Slight contraction in strawberry sales but blueberry and raspberry volume keeps on growing

The Spanish province of Huelva produced 270,120 tonnes of strawberries in 2021/22, a decrease of 4 per cent on the previous season.

Strawberries from Huelva


The figures, published today by Freshuelva, reflect a difficult season for the industry. While the average sales price increased by 2.8 per cent compared with 2020/21, this was not enough to offset the steep rise in production costs, meaning many producers saw the profitability of their crop reduced.

The strawberry campaign that began with low volumes of fruit due to the cold in December and January, although Freshuelva said fruit quality had been very high throughout the season.

“Added to this is the fact that this season we had to allocate a good part of the production to the processing industry due to the heat of the last weeks of the campaign, reducing fresh sales,” the association said.

“The higher-than-average temperatures at the end of April and May favoured the entry into the market of strawberries from other European countries that compete with Spanish fruit at the end of the campaign.”

In addition to higher costs and climatic adversity, the Huelvan sector had to deal with the disruption caused by the nationwide transport strike that occurred in March, right at a peak of the season.

With regard to raspberries, total production reached 49,990 tonnes, an increase of 7.5 per cent on 2020/21. The average sales price of raspberries increased by 1.5 per cent.

Freshuelva said raspberries had remained very stable in demand and price during practically the entire campaign, with good quality across virtually all varieties.

The biggest increase in production was seen in blueberries, which, grew 20.2 per cent to 59,100 tonnes compared with the previous year.

This was mainly due to more plantations reaching their productive peak. However, blueberries experienced a sharp drop in the average sale price, which was down 18 per cent on 2020/21.

“Although the start of the campaign was marked by a delay in ripening in the first months of the year, later the high temperatures in May caused fruit to ripen rapidly, leading to different varieties coinciding along with fruit from other origins,” Freshuelva explained.

“This led to oversupply and consequently a drastic drop in prices over several weeks. So it has been a very difficult season for blueberry growers.”

Blackberry production remained stable at 2,000 tonnes, although again, average prices were down, in this case by 6 per cent.

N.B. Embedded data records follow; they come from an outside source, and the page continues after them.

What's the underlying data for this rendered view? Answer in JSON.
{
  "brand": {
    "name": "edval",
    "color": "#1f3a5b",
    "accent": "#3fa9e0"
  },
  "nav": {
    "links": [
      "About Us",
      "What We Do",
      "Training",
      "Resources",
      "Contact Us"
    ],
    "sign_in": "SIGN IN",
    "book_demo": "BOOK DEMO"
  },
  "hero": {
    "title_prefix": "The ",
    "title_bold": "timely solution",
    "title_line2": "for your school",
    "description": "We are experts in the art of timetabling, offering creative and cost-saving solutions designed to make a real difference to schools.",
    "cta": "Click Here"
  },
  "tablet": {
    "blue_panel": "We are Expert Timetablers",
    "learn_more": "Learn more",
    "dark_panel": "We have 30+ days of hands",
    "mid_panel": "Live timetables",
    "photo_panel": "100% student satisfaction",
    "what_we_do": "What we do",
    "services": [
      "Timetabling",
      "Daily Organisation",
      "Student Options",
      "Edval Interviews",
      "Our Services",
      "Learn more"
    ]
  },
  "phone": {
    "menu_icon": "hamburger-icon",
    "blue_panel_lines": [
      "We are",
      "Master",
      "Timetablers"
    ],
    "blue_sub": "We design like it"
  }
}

Germany and the UK continue to be the main destination countries for berries from Huelva. In the case of strawberries, the UK overtook France to become the second biggest market despite Brexit. In raspberries and blueberries, the Netherlands was the third biggest market for the sector.